Hi Berit, thanks for the comments.

(1) Yes, I think this is plausible -- the current version of the paper has a footnote mentioning the possibility of multiple furnishing functions within a single utterance. E.g. perhaps there could be a correct utterance of 'The number of abstract objects is zero', whose analysis will require one furnishing function that excludes numbers from the domain and another that allows them.

(2) It would be nice to think that something analogous to the Stanley/Szabo strategy will work, but I haven't thought this through enough to know. One potential difference is that one might need to associate furnishing functions with occurrences of singular terms.

(3) No idea!

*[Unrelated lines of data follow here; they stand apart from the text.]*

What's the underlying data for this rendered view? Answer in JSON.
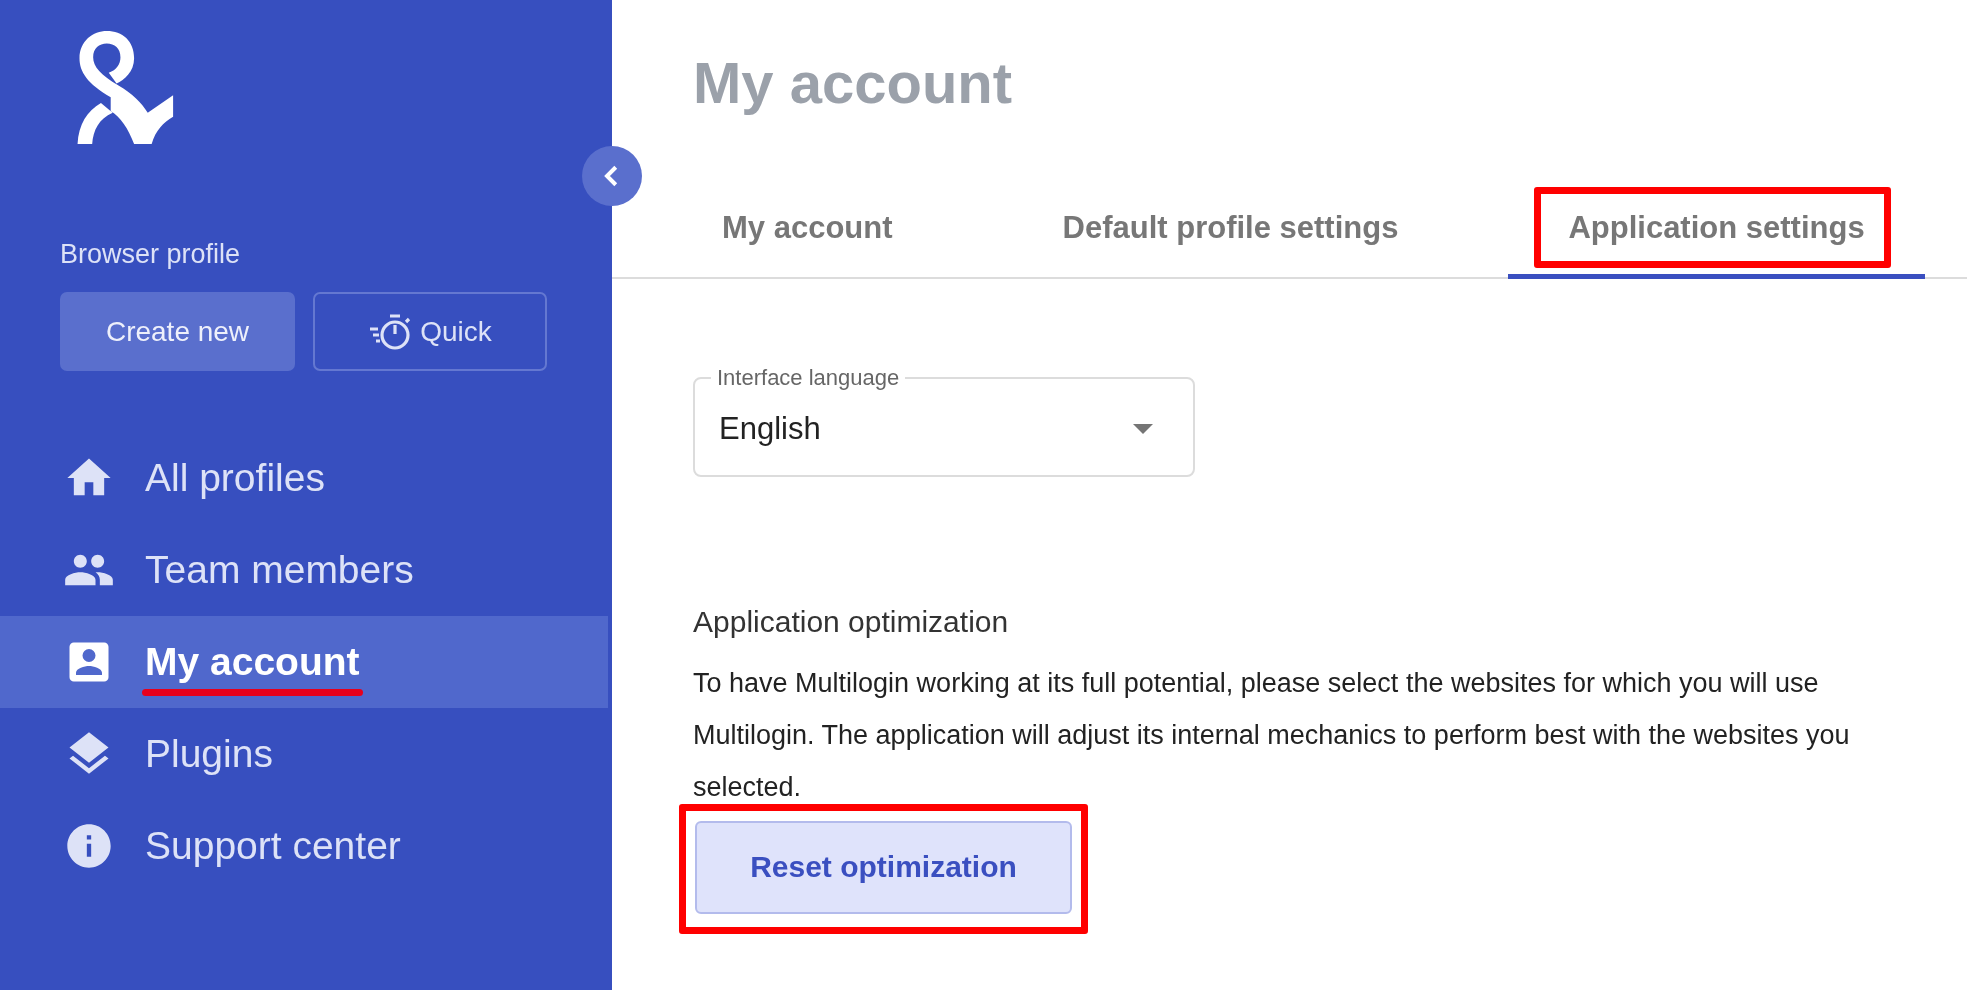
{
  "sidebar": {
    "section_label": "Browser profile",
    "buttons": [
      {
        "label": "Create new",
        "kind": "filled"
      },
      {
        "label": "Quick",
        "kind": "outlined"
      }
    ],
    "nav_items": [
      {
        "label": "All profiles",
        "kind": "home",
        "selected": false
      },
      {
        "label": "Team members",
        "kind": "people",
        "selected": false
      },
      {
        "label": "My account",
        "kind": "account",
        "selected": true
      },
      {
        "label": "Plugins",
        "kind": "layers",
        "selected": false
      },
      {
        "label": "Support center",
        "kind": "info",
        "selected": false
      }
    ]
  },
  "page_title": "My account",
  "tabs": [
    {
      "label": "My account",
      "selected": false
    },
    {
      "label": "Default profile settings",
      "selected": false
    },
    {
      "label": "Application settings",
      "selected": true
    }
  ],
  "language_field": {
    "label": "Interface language",
    "value": "English"
  },
  "optimization": {
    "heading": "Application optimization",
    "text": "To have Multilogin working at its full potential, please select the websites for which you will use Multilogin. The application will adjust its internal mechanics to perform best with the websites you selected.",
    "button": "Reset optimization"
  }
}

(4) Well, there are lots of sorts of quantifiers on this account -- various lightweight quantifiers and a heavyweight quantifier. On my view, there may be some determinately true sentences using the heavyweight quantifier, such as those stating the existing of certain fundamental entities. If so, as I say in the paper, this qualifies the extent of my anti-realism. Still, there will still be a lot of indeterminacy even with the heavyweight quantifier (e.g. sentences stating the existence of nonfundamental entities), so there's still a fair degree of anti-realism here.

Brit Brogaard said...

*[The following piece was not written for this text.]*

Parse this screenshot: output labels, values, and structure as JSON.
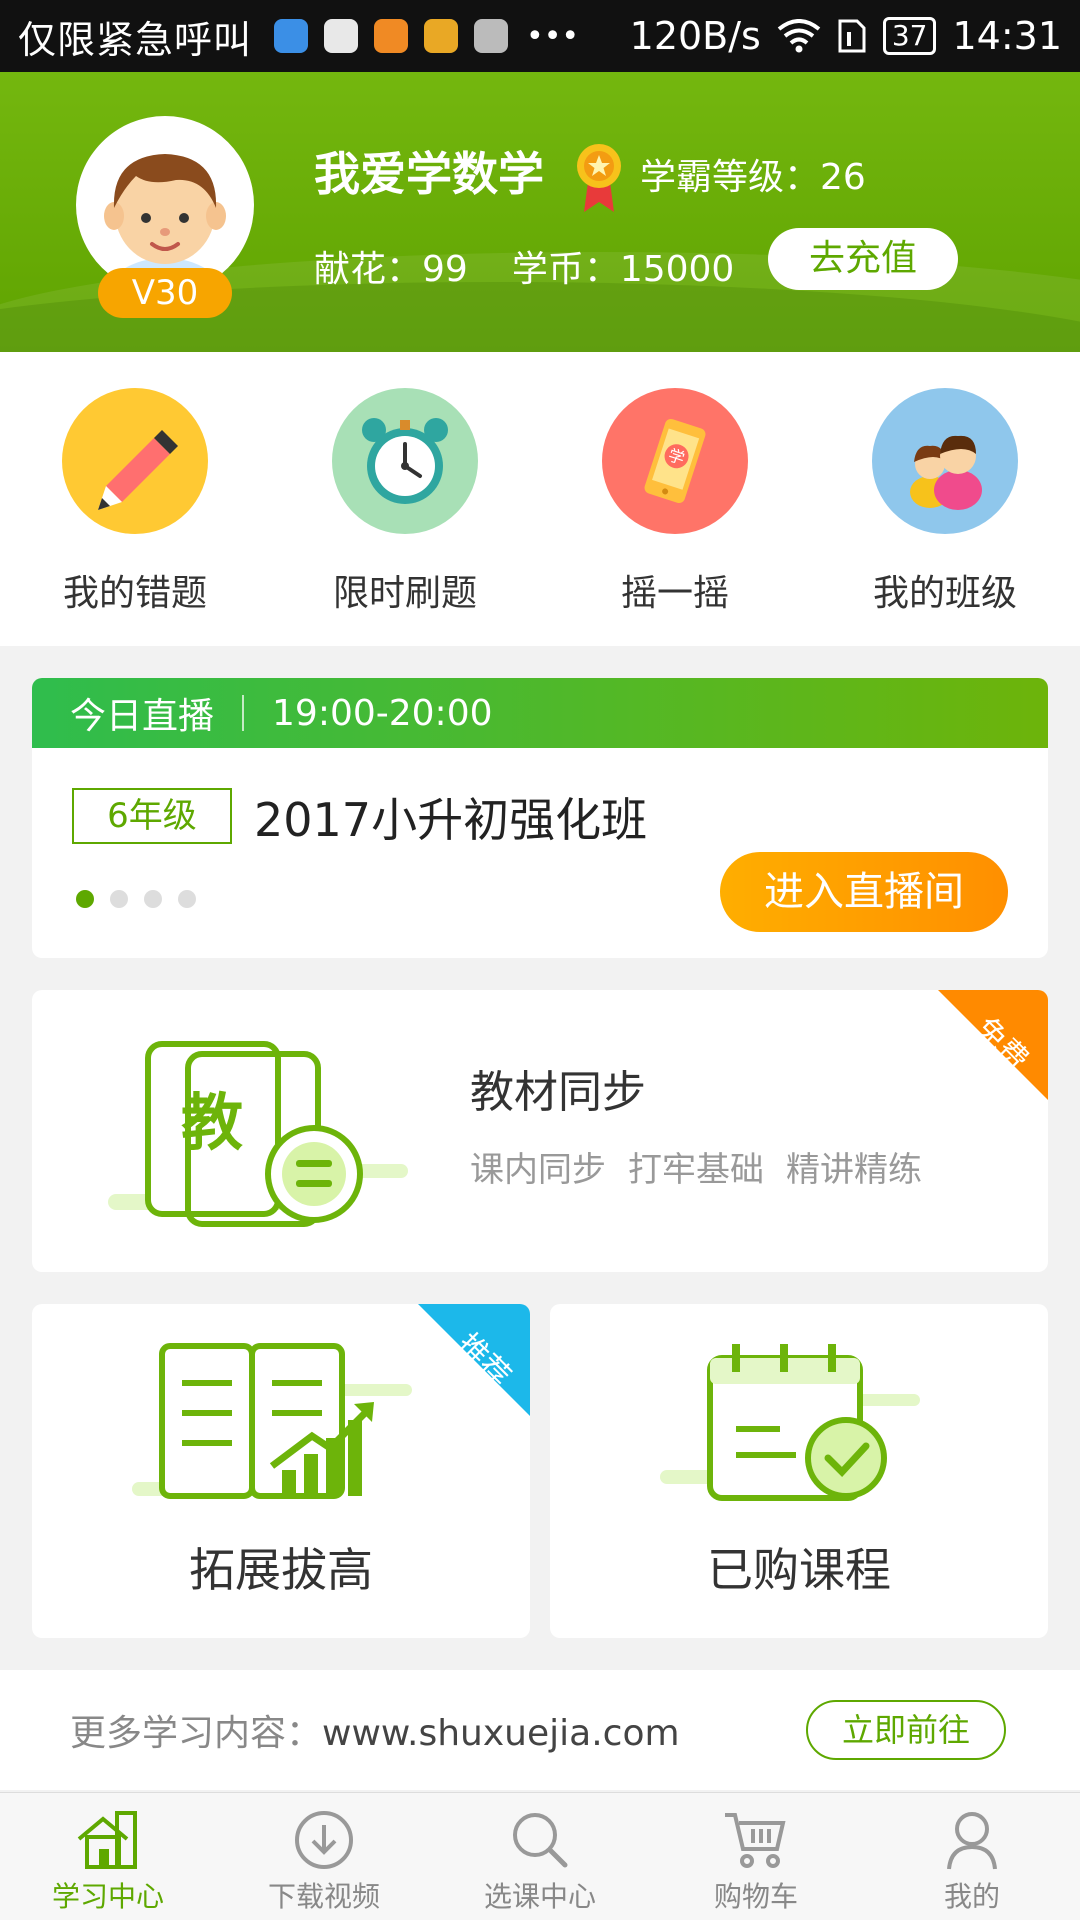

Thanks for this, David! Just a quick remark concerning quantifier domain restriction. At first glance it would seem that you can't represent the restriction in the same way as Stanley and Szabo, as they take their domain and function variables to be sitting on the nominal part of the quantified noun phrases. Of course, if you were to treat names syntactically as predicates (as suggested by Burge and Graff Fara) or as descriptions, the two approach could be straightforwardly assimilated to each other (I think). One could also take the functions to be represented meta-linguistically (as Schlenker does it) or in the points of evaluation (as Recanati does it in his most recent papers).